Factors that indicate information is “public” include: 1) it is generally available, including via the Internet or other publication, or where it can be compiled from other generally available information; 2) members of the public can obtain the information by observation without infringing any rights or obligations of privacy, property or confidentiality.15 It doesn’t matter that the observation or analysis can only be done by someone with above-average financial resources, expertise, or skill.16
There is little doubt that other datasets are “generally available”; the fact that they are accessible only at a price does not make them non-public. However, is there a threshold above which the financial and/or technological resources required, whether to purchase or process the dataset, render the “information” unavailable in any real or practical sense? The FCA statement acknowledges that cost is a barrier to using these datasets.
Privacy and ethical risks
The FCA’s Call for Input noted that companies are increasingly accessing alternative data through third-party sources, many of which may be unregulated and/or fall outside the scope of UK law. on data protection. This raises complex privacy risks, for example regarding image recognition and user location information, as the statement notes. Accordingly, regulated entities using alternative data must have appropriate controls in place to ensure that their data providers have obtained the data ethically or in accordance with the General Data Protection Regulation.17for example by carrying out due diligence.
Additionally, when it comes to the analytics and algorithms used to process the data, companies need to ensure that they have adequate governance and oversight in place to protect against biased or unfair results.
The American Experience
Law enforcement activities in the United States suggest that these risks are significant. The SEC has already taken action against App Annie, a company that sells market data on mobile phone app performance (such as number of downloads and total revenue). This data was collected by the company by offering a free service to the applications themselves. The SEC found that, contrary to its representations to its customers, App Annie used non-aggregated, non-anonymized data from the apps it served, in order to make the market data it sold more accurate. The SEC order also noted that the company had assured its customers that it had put in place internal processes and controls to ensure that it did not sell them material nonpublic information in violation of the federal securities laws.18 We note however, unlike the UK, that the definition of non-public in a US context relates to the dissemination of information, rather than its availability in the UK, “public” means widespread availability, unlike to the American definition of “widespread”.

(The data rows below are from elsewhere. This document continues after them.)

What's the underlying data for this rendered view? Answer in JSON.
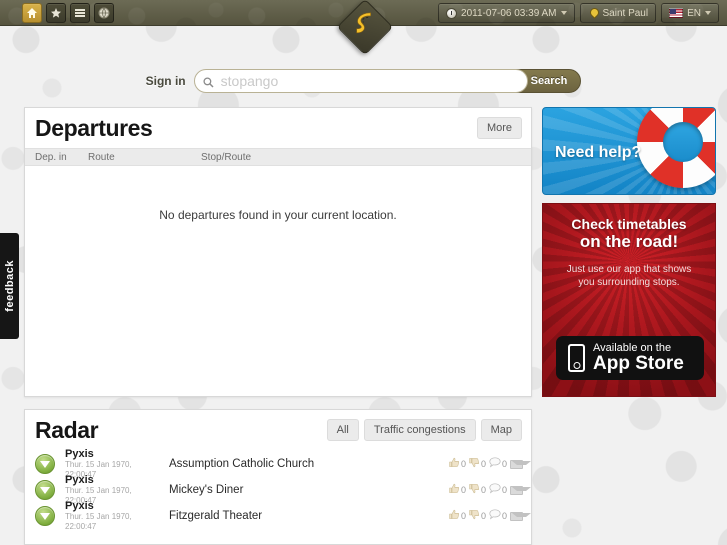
{
  "topbar": {
    "icons": [
      {
        "name": "home-icon",
        "label": "Home",
        "active": true
      },
      {
        "name": "star-icon",
        "label": "Favorites",
        "active": false
      },
      {
        "name": "menu-icon",
        "label": "Menu",
        "active": false
      },
      {
        "name": "globe-icon",
        "label": "Globe",
        "active": false
      }
    ],
    "clock": "2011-07-06 03:39 AM",
    "location": "Saint Paul",
    "language": "EN"
  },
  "logo": {
    "alt": "stopango-logo"
  },
  "search": {
    "signin_label": "Sign in",
    "placeholder": "stopango",
    "value": "",
    "button_label": "Search"
  },
  "departures": {
    "title": "Departures",
    "more_label": "More",
    "columns": [
      "Dep. in",
      "Route",
      "Stop/Route"
    ],
    "empty_message": "No departures found in your current location.",
    "rows": []
  },
  "radar": {
    "title": "Radar",
    "filters": [
      "All",
      "Traffic congestions",
      "Map"
    ],
    "rows": [
      {
        "user": "Pyxis",
        "time": "Thur. 15 Jan 1970, 22:00:47",
        "place": "Assumption Catholic Church",
        "likes": "0",
        "dislikes": "0",
        "comments": "0"
      },
      {
        "user": "Pyxis",
        "time": "Thur. 15 Jan 1970, 22:00:47",
        "place": "Mickey's Diner",
        "likes": "0",
        "dislikes": "0",
        "comments": "0"
      },
      {
        "user": "Pyxis",
        "time": "Thur. 15 Jan 1970, 22:00:47",
        "place": "Fitzgerald Theater",
        "likes": "0",
        "dislikes": "0",
        "comments": "0"
      }
    ]
  },
  "ads": {
    "help": {
      "text": "Need help?"
    },
    "app": {
      "line1": "Check timetables",
      "line2": "on the road!",
      "sub": "Just use our app that shows you surrounding stops.",
      "store_small": "Available on the",
      "store_big": "App Store"
    }
  },
  "feedback": {
    "label": "feedback"
  },
  "colors": {
    "topbar": "#5c5a44",
    "accent_gold": "#847a4d",
    "ad_blue": "#1f95d6",
    "ad_red": "#b81d23",
    "badge_green": "#7fae3e"
  }
}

The FCA draws few conclusions in the statement, but plans to monitor market developments. It has commissioned further research on the extent of alternative data use and data analysis, to better understand the risks and benefits. Whatever the outcome, these issues are likely to gain traction for two reasons. First, given the reliance on alternative data to assess ESG benchmarks, its use will increase in line with investor interest in social and sustainability issues. Second, the FCA increasingly sees itself as a data regulator as much as a financial one, as big data pervades every aspect of our lives, including financial services.19 Ultimately, companies will need to identify, understand and manage the risks raised by the use of these datasets.